* _HOW TO COMPLETE THIS TASK_: Pull out every line below that contains the word "because".

* _AVAILABLE DATA_:
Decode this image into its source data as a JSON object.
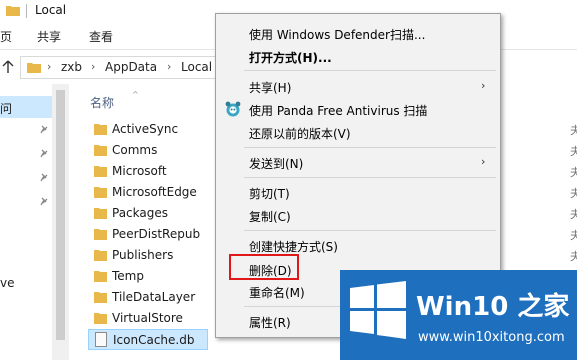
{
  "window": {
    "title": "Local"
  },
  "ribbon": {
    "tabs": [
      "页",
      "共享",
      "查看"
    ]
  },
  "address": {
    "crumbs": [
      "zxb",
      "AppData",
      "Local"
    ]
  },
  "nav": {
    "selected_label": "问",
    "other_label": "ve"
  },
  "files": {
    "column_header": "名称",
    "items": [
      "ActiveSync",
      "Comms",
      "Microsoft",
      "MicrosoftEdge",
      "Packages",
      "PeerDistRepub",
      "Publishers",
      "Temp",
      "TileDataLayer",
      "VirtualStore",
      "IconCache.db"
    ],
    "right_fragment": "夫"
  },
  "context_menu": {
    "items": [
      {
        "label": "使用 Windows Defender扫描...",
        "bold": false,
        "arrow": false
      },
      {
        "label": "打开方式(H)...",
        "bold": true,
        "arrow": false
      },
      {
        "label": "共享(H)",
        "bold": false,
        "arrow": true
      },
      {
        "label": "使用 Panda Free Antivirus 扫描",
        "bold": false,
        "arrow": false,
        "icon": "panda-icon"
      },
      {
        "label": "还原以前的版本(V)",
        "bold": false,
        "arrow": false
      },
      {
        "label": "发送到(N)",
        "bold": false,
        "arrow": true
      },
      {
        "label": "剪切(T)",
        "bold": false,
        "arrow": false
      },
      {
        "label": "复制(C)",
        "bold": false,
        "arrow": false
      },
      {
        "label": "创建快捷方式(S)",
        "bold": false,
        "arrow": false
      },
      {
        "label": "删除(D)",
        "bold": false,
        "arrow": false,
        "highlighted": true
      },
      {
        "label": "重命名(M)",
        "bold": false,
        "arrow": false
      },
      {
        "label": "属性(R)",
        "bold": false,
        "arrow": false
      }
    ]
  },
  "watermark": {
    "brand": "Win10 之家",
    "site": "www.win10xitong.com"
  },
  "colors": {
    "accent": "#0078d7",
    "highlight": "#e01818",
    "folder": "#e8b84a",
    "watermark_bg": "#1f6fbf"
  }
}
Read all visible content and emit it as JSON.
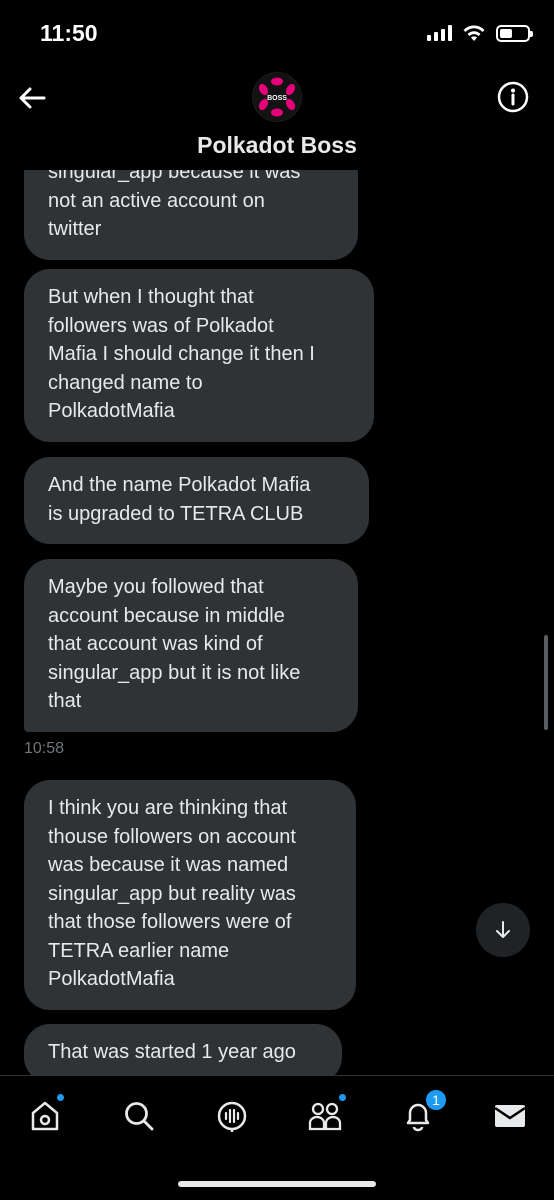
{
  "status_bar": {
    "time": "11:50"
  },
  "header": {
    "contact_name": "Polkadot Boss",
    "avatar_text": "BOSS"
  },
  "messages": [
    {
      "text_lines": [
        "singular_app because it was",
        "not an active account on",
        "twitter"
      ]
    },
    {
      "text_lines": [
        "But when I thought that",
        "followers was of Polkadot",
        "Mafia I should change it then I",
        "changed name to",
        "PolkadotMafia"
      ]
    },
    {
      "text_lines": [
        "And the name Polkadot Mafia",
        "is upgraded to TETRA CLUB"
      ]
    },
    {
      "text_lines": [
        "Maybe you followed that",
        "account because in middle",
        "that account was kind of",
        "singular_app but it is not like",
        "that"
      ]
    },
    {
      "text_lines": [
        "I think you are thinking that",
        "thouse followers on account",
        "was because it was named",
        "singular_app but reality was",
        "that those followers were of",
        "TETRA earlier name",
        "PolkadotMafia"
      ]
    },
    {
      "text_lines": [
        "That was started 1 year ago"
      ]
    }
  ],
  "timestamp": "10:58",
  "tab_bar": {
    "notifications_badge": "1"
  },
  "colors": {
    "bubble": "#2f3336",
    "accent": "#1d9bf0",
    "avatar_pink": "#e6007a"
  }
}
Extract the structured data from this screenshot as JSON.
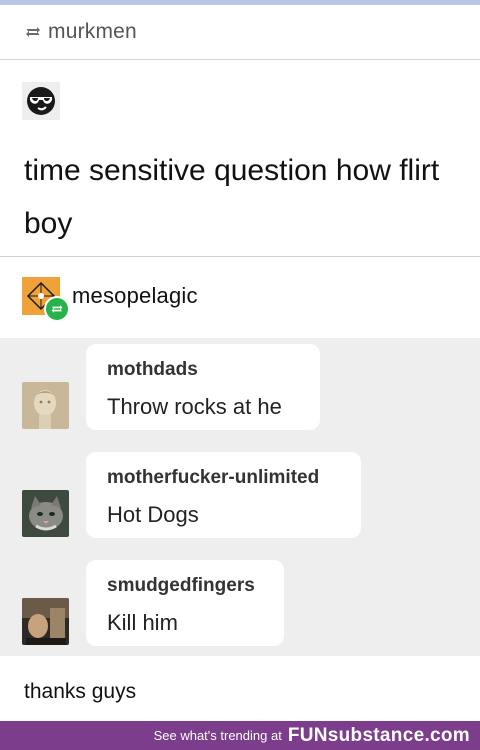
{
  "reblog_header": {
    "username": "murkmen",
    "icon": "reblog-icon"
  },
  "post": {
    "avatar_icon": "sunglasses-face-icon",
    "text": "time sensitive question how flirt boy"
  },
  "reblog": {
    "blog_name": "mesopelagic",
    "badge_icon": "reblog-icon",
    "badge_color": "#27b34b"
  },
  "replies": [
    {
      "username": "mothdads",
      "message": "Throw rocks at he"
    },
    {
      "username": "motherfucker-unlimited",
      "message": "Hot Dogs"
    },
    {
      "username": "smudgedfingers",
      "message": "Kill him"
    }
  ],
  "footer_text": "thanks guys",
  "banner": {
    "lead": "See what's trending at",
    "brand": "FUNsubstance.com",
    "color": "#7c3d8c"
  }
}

* _ANSWER BOX_:
        "singular_app because it was",
        "account because in middle",
        "was because it was named",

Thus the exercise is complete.